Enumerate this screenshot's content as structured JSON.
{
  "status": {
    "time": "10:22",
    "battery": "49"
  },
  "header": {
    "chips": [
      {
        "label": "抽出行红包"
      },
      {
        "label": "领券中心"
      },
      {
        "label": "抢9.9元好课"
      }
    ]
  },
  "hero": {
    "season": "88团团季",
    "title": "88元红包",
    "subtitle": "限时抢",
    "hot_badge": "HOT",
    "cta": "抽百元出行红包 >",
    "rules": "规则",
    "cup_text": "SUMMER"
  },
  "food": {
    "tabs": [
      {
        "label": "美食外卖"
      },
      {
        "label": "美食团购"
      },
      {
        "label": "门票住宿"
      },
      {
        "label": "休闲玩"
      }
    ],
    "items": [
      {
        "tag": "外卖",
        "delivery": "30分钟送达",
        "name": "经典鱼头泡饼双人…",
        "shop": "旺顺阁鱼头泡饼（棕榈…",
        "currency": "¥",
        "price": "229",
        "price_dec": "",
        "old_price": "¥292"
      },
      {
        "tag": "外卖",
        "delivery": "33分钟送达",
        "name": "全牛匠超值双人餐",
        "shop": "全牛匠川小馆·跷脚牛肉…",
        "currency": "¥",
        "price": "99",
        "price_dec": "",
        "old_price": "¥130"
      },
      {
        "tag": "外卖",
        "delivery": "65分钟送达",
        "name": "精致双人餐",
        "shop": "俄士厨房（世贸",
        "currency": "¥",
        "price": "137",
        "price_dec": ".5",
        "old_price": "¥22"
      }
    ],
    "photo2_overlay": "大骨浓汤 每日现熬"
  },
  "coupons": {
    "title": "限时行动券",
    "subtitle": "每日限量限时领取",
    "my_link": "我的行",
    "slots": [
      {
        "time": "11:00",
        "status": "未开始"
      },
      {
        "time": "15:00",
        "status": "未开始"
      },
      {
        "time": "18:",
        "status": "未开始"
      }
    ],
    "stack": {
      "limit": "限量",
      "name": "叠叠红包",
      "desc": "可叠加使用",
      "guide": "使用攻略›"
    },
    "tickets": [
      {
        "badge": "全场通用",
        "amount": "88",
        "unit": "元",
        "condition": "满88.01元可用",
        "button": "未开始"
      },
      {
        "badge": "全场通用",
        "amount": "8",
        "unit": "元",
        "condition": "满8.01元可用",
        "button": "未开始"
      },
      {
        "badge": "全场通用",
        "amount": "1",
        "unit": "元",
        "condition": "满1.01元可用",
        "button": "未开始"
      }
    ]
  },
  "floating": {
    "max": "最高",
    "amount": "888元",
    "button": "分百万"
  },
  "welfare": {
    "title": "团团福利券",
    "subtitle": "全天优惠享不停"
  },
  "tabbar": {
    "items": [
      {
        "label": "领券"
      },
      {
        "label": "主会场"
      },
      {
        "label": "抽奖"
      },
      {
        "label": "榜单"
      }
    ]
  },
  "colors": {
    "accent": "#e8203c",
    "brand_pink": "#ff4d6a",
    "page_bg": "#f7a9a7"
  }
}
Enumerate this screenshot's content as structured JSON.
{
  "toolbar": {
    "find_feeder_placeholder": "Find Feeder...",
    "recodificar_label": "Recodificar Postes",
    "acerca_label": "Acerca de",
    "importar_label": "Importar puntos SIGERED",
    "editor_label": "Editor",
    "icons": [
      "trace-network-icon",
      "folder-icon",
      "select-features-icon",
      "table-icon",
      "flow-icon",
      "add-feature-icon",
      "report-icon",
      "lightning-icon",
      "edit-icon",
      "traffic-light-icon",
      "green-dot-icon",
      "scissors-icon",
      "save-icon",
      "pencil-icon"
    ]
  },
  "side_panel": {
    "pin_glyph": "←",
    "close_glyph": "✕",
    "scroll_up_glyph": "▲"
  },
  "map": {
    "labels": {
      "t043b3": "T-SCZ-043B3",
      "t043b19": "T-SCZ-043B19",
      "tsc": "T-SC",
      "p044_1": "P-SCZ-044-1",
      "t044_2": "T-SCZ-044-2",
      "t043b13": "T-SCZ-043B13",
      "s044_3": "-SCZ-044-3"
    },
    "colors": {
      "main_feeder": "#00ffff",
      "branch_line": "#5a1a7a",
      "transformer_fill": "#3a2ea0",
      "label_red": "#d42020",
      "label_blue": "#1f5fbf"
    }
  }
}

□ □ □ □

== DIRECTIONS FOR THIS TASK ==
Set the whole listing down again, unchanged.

== ANSWER BELOW ==
Enumerate this screenshot's content as structured JSON.
{
  "status": {
    "time": "10:22",
    "battery": "49"
  },
  "header": {
    "chips": [
      {
        "label": "抽出行红包"
      },
      {
        "label": "领券中心"
      },
      {
        "label": "抢9.9元好课"
      }
    ]
  },
  "hero": {
    "season": "88团团季",
    "title": "88元红包",
    "subtitle": "限时抢",
    "hot_badge": "HOT",
    "cta": "抽百元出行红包 >",
    "rules": "规则",
    "cup_text": "SUMMER"
  },
  "food": {
    "tabs": [
      {
        "label": "美食外卖"
      },
      {
        "label": "美食团购"
      },
      {
        "label": "门票住宿"
      },
      {
        "label": "休闲玩"
      }
    ],
    "items": [
      {
        "tag": "外卖",
        "delivery": "30分钟送达",
        "name": "经典鱼头泡饼双人…",
        "shop": "旺顺阁鱼头泡饼（棕榈…",
        "currency": "¥",
        "price": "229",
        "price_dec": "",
        "old_price": "¥292"
      },
      {
        "tag": "外卖",
        "delivery": "33分钟送达",
        "name": "全牛匠超值双人餐",
        "shop": "全牛匠川小馆·跷脚牛肉…",
        "currency": "¥",
        "price": "99",
        "price_dec": "",
        "old_price": "¥130"
      },
      {
        "tag": "外卖",
        "delivery": "65分钟送达",
        "name": "精致双人餐",
        "shop": "俄士厨房（世贸",
        "currency": "¥",
        "price": "137",
        "price_dec": ".5",
        "old_price": "¥22"
      }
    ],
    "photo2_overlay": "大骨浓汤 每日现熬"
  },
  "coupons": {
    "title": "限时行动券",
    "subtitle": "每日限量限时领取",
    "my_link": "我的行",
    "slots": [
      {
        "time": "11:00",
        "status": "未开始"
      },
      {
        "time": "15:00",
        "status": "未开始"
      },
      {
        "time": "18:",
        "status": "未开始"
      }
    ],
    "stack": {
      "limit": "限量",
      "name": "叠叠红包",
      "desc": "可叠加使用",
      "guide": "使用攻略›"
    },
    "tickets": [
      {
        "badge": "全场通用",
        "amount": "88",
        "unit": "元",
        "condition": "满88.01元可用",
        "button": "未开始"
      },
      {
        "badge": "全场通用",
        "amount": "8",
        "unit": "元",
        "condition": "满8.01元可用",
        "button": "未开始"
      },
      {
        "badge": "全场通用",
        "amount": "1",
        "unit": "元",
        "condition": "满1.01元可用",
        "button": "未开始"
      }
    ]
  },
  "floating": {
    "max": "最高",
    "amount": "888元",
    "button": "分百万"
  },
  "welfare": {
    "title": "团团福利券",
    "subtitle": "全天优惠享不停"
  },
  "tabbar": {
    "items": [
      {
        "label": "领券"
      },
      {
        "label": "主会场"
      },
      {
        "label": "抽奖"
      },
      {
        "label": "榜单"
      }
    ]
  },
  "colors": {
    "accent": "#e8203c",
    "brand_pink": "#ff4d6a",
    "page_bg": "#f7a9a7"
  }
}
Enumerate this screenshot's content as structured JSON.
{
  "toolbar": {
    "find_feeder_placeholder": "Find Feeder...",
    "recodificar_label": "Recodificar Postes",
    "acerca_label": "Acerca de",
    "importar_label": "Importar puntos SIGERED",
    "editor_label": "Editor",
    "icons": [
      "trace-network-icon",
      "folder-icon",
      "select-features-icon",
      "table-icon",
      "flow-icon",
      "add-feature-icon",
      "report-icon",
      "lightning-icon",
      "edit-icon",
      "traffic-light-icon",
      "green-dot-icon",
      "scissors-icon",
      "save-icon",
      "pencil-icon"
    ]
  },
  "side_panel": {
    "pin_glyph": "←",
    "close_glyph": "✕",
    "scroll_up_glyph": "▲"
  },
  "map": {
    "labels": {
      "t043b3": "T-SCZ-043B3",
      "t043b19": "T-SCZ-043B19",
      "tsc": "T-SC",
      "p044_1": "P-SCZ-044-1",
      "t044_2": "T-SCZ-044-2",
      "t043b13": "T-SCZ-043B13",
      "s044_3": "-SCZ-044-3"
    },
    "colors": {
      "main_feeder": "#00ffff",
      "branch_line": "#5a1a7a",
      "transformer_fill": "#3a2ea0",
      "label_red": "#d42020",
      "label_blue": "#1f5fbf"
    }
  }
}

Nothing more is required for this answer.